Exercise directions :: Please repeat the listing below in its entirety, exactly.

==================================================

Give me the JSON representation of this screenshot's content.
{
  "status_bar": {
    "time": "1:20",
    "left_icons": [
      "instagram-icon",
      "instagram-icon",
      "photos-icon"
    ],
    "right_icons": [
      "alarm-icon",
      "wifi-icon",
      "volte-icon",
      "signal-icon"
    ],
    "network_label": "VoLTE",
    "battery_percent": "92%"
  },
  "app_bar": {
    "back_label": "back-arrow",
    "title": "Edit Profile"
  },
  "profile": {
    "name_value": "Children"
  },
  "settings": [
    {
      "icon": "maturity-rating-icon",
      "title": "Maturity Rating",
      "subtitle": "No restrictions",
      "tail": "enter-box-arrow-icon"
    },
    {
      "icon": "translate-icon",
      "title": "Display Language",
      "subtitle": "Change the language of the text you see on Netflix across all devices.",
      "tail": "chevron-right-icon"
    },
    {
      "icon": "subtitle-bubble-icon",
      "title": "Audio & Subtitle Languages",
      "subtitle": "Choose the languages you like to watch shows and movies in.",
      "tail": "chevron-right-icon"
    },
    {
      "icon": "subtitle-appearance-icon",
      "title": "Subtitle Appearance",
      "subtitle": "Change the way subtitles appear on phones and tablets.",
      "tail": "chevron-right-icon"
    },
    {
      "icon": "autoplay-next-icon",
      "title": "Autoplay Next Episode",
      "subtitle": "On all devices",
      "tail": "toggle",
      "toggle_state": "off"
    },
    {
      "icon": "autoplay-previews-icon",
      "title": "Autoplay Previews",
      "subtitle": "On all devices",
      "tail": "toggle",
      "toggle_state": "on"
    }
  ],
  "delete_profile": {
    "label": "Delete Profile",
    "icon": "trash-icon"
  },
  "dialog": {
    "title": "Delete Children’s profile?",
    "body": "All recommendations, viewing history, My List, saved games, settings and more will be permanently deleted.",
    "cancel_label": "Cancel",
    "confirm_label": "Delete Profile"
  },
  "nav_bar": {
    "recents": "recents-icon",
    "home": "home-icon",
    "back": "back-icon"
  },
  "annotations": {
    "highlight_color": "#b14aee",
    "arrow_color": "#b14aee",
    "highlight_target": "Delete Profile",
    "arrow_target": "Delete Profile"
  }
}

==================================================

Your solution ::
Give me the JSON representation of this screenshot's content.
{
  "status_bar": {
    "time": "1:20",
    "left_icons": [
      "instagram-icon",
      "instagram-icon",
      "photos-icon"
    ],
    "right_icons": [
      "alarm-icon",
      "wifi-icon",
      "volte-icon",
      "signal-icon"
    ],
    "network_label": "VoLTE",
    "battery_percent": "92%"
  },
  "app_bar": {
    "back_label": "back-arrow",
    "title": "Edit Profile"
  },
  "profile": {
    "name_value": "Children"
  },
  "settings": [
    {
      "icon": "maturity-rating-icon",
      "title": "Maturity Rating",
      "subtitle": "No restrictions",
      "tail": "enter-box-arrow-icon"
    },
    {
      "icon": "translate-icon",
      "title": "Display Language",
      "subtitle": "Change the language of the text you see on Netflix across all devices.",
      "tail": "chevron-right-icon"
    },
    {
      "icon": "subtitle-bubble-icon",
      "title": "Audio & Subtitle Languages",
      "subtitle": "Choose the languages you like to watch shows and movies in.",
      "tail": "chevron-right-icon"
    },
    {
      "icon": "subtitle-appearance-icon",
      "title": "Subtitle Appearance",
      "subtitle": "Change the way subtitles appear on phones and tablets.",
      "tail": "chevron-right-icon"
    },
    {
      "icon": "autoplay-next-icon",
      "title": "Autoplay Next Episode",
      "subtitle": "On all devices",
      "tail": "toggle",
      "toggle_state": "off"
    },
    {
      "icon": "autoplay-previews-icon",
      "title": "Autoplay Previews",
      "subtitle": "On all devices",
      "tail": "toggle",
      "toggle_state": "on"
    }
  ],
  "delete_profile": {
    "label": "Delete Profile",
    "icon": "trash-icon"
  },
  "dialog": {
    "title": "Delete Children’s profile?",
    "body": "All recommendations, viewing history, My List, saved games, settings and more will be permanently deleted.",
    "cancel_label": "Cancel",
    "confirm_label": "Delete Profile"
  },
  "nav_bar": {
    "recents": "recents-icon",
    "home": "home-icon",
    "back": "back-icon"
  },
  "annotations": {
    "highlight_color": "#b14aee",
    "arrow_color": "#b14aee",
    "highlight_target": "Delete Profile",
    "arrow_target": "Delete Profile"
  }
}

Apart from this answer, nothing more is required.